» **What is being asked**: In the copy, keep every line below as it is and leave out the pictures.

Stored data

★ ★ ★ ★ ★

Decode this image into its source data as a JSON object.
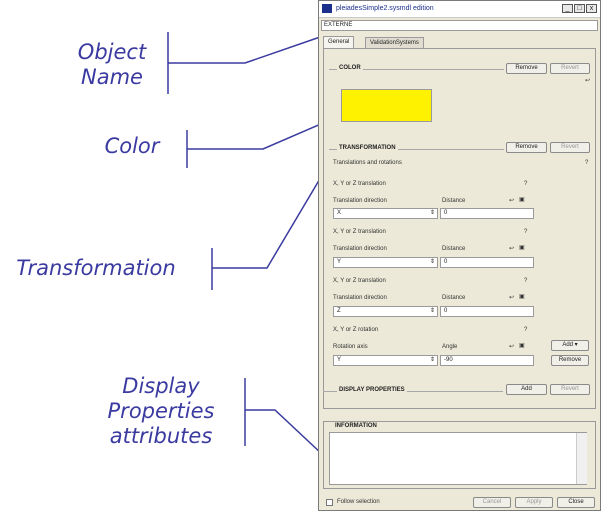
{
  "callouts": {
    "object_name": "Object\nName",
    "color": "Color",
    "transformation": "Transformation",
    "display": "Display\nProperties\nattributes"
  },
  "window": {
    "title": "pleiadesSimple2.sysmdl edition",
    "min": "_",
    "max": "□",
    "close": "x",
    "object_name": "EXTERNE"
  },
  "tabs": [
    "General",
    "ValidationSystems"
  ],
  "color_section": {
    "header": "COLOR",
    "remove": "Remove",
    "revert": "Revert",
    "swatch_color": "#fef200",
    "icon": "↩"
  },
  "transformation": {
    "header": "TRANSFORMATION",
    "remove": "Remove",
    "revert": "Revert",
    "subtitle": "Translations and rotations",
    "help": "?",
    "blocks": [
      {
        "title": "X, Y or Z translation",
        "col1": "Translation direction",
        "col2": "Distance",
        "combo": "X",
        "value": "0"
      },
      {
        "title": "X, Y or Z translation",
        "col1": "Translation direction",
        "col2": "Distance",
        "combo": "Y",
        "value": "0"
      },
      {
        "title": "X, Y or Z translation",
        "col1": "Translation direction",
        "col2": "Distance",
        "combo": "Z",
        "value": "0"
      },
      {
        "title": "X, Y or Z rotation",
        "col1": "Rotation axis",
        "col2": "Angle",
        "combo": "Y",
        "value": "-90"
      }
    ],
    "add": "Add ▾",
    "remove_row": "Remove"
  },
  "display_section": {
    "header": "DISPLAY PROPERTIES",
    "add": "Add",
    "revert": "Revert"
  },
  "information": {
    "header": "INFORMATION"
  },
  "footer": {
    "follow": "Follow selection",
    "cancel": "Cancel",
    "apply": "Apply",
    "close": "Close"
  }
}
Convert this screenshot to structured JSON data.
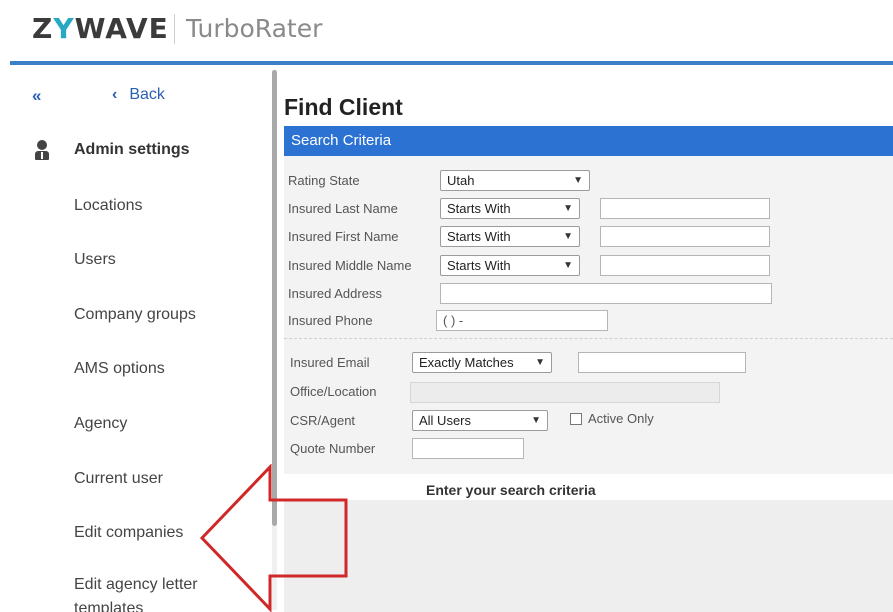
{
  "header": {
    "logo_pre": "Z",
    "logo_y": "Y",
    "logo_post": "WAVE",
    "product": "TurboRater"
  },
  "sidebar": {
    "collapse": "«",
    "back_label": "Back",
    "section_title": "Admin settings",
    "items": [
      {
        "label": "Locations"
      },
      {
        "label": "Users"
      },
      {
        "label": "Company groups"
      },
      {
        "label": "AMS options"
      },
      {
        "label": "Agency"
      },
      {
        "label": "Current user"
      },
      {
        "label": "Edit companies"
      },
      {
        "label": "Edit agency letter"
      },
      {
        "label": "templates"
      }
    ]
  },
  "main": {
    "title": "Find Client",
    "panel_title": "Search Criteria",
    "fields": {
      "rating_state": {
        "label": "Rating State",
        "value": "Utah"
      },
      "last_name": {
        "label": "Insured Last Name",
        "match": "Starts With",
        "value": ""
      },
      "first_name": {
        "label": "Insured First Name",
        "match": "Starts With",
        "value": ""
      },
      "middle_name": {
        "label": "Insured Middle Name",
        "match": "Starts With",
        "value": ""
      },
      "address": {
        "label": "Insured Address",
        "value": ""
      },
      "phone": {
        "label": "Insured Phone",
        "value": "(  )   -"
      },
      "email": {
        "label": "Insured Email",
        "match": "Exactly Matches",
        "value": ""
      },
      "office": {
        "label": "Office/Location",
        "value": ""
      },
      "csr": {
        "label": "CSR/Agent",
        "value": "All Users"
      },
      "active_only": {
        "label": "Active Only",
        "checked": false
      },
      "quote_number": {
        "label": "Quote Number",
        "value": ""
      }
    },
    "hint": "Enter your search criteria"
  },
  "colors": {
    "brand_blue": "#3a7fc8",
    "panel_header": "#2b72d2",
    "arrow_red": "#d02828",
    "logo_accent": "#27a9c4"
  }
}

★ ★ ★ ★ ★

» **Solution for this problem**:
Decode this image into its source data as a JSON object.
{
  "callouts": {
    "object_name": "Object\nName",
    "color": "Color",
    "transformation": "Transformation",
    "display": "Display\nProperties\nattributes"
  },
  "window": {
    "title": "pleiadesSimple2.sysmdl edition",
    "min": "_",
    "max": "□",
    "close": "x",
    "object_name": "EXTERNE"
  },
  "tabs": [
    "General",
    "ValidationSystems"
  ],
  "color_section": {
    "header": "COLOR",
    "remove": "Remove",
    "revert": "Revert",
    "swatch_color": "#fef200",
    "icon": "↩"
  },
  "transformation": {
    "header": "TRANSFORMATION",
    "remove": "Remove",
    "revert": "Revert",
    "subtitle": "Translations and rotations",
    "help": "?",
    "blocks": [
      {
        "title": "X, Y or Z translation",
        "col1": "Translation direction",
        "col2": "Distance",
        "combo": "X",
        "value": "0"
      },
      {
        "title": "X, Y or Z translation",
        "col1": "Translation direction",
        "col2": "Distance",
        "combo": "Y",
        "value": "0"
      },
      {
        "title": "X, Y or Z translation",
        "col1": "Translation direction",
        "col2": "Distance",
        "combo": "Z",
        "value": "0"
      },
      {
        "title": "X, Y or Z rotation",
        "col1": "Rotation axis",
        "col2": "Angle",
        "combo": "Y",
        "value": "-90"
      }
    ],
    "add": "Add ▾",
    "remove_row": "Remove"
  },
  "display_section": {
    "header": "DISPLAY PROPERTIES",
    "add": "Add",
    "revert": "Revert"
  },
  "information": {
    "header": "INFORMATION"
  },
  "footer": {
    "follow": "Follow selection",
    "cancel": "Cancel",
    "apply": "Apply",
    "close": "Close"
  }
}
Convert this screenshot to structured JSON data.
{
  "header": {
    "logo_pre": "Z",
    "logo_y": "Y",
    "logo_post": "WAVE",
    "product": "TurboRater"
  },
  "sidebar": {
    "collapse": "«",
    "back_label": "Back",
    "section_title": "Admin settings",
    "items": [
      {
        "label": "Locations"
      },
      {
        "label": "Users"
      },
      {
        "label": "Company groups"
      },
      {
        "label": "AMS options"
      },
      {
        "label": "Agency"
      },
      {
        "label": "Current user"
      },
      {
        "label": "Edit companies"
      },
      {
        "label": "Edit agency letter"
      },
      {
        "label": "templates"
      }
    ]
  },
  "main": {
    "title": "Find Client",
    "panel_title": "Search Criteria",
    "fields": {
      "rating_state": {
        "label": "Rating State",
        "value": "Utah"
      },
      "last_name": {
        "label": "Insured Last Name",
        "match": "Starts With",
        "value": ""
      },
      "first_name": {
        "label": "Insured First Name",
        "match": "Starts With",
        "value": ""
      },
      "middle_name": {
        "label": "Insured Middle Name",
        "match": "Starts With",
        "value": ""
      },
      "address": {
        "label": "Insured Address",
        "value": ""
      },
      "phone": {
        "label": "Insured Phone",
        "value": "(  )   -"
      },
      "email": {
        "label": "Insured Email",
        "match": "Exactly Matches",
        "value": ""
      },
      "office": {
        "label": "Office/Location",
        "value": ""
      },
      "csr": {
        "label": "CSR/Agent",
        "value": "All Users"
      },
      "active_only": {
        "label": "Active Only",
        "checked": false
      },
      "quote_number": {
        "label": "Quote Number",
        "value": ""
      }
    },
    "hint": "Enter your search criteria"
  },
  "colors": {
    "brand_blue": "#3a7fc8",
    "panel_header": "#2b72d2",
    "arrow_red": "#d02828",
    "logo_accent": "#27a9c4"
  }
}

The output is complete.